While walking, our locomotion is affected by and adapts to the environment based on vision- and body-based (vestibular and proprioception) cues. When transitioning to downhill walking, we modulate gait by braking to avoid uncontrolled acceleration, and when transitioning to uphill walking, we exert effort to avoid deceleration. In this study, we aimed to measure the influence of visual inputs on this behavior and on muscle activation. Specifically, we aimed to explore whether the gait speed modulations triggered by mere visual cues after transitioning to virtually inclined surface walking are accompanied by changes in muscle activation patterns typical to those triggered by veridical (gravitational) surface inclination transitions. We used an immersive virtual reality system equipped with a self-paced treadmill and projected visual scenes that allowed us to modulate physical–visual inclination congruence parametrically. Gait speed and leg muscle electromyography were measured in 12 healthy young adults. In addition, the magnitude of subjective visual verticality misperception (SVV) was measured by the rod and frame test. During virtual (non-veridical) inclination transitions, vision modulated gait speed by (i) slowing down to counteract the excepted gravitational “boost” in virtual downhill inclinations and (ii) speeding up to counteract the expected gravity resistance in virtual uphill inclinations. These gait speed modulations were reflected in muscle activation intensity changes and associated with SVV misperception. However, temporal patterns of muscle activation were not affected by virtual (visual) inclination transitions. Our results delineate the contribution of vision to locomotion and may lead to enhanced rehabilitation strategies for neurological disorders affecting movement.
|Journal||Frontiers in Bioengineering and Biotechnology|
|State||Published - 9 Apr 2021|
Bibliographical noteFunding Information:
This study was supported in part by the Israel Science Foundation (ISF) grant #1657-16. SG-D was supported by the Israel Science Foundation grant #1485/18.
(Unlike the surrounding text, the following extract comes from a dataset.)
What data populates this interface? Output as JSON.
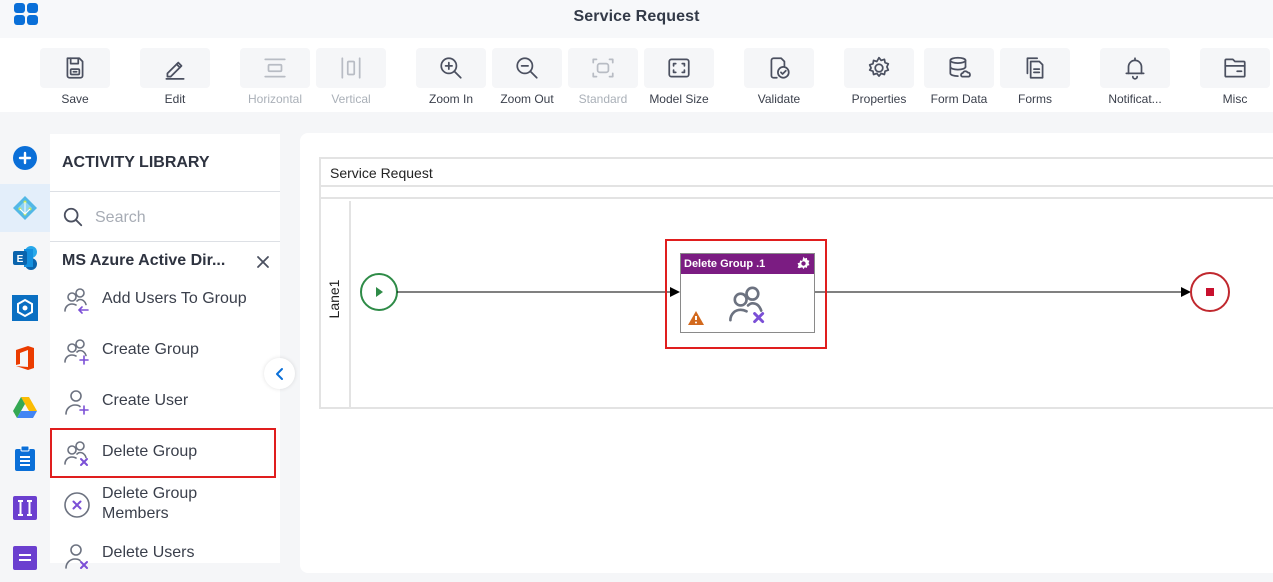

© Copyright © 2021 Benady, Zadik, Ben-Gal, Cano Porras, Wenkert, Gilaie-Dotan and Plotnik.
- inclined surfaces
- visual dependency
- visuomotor integration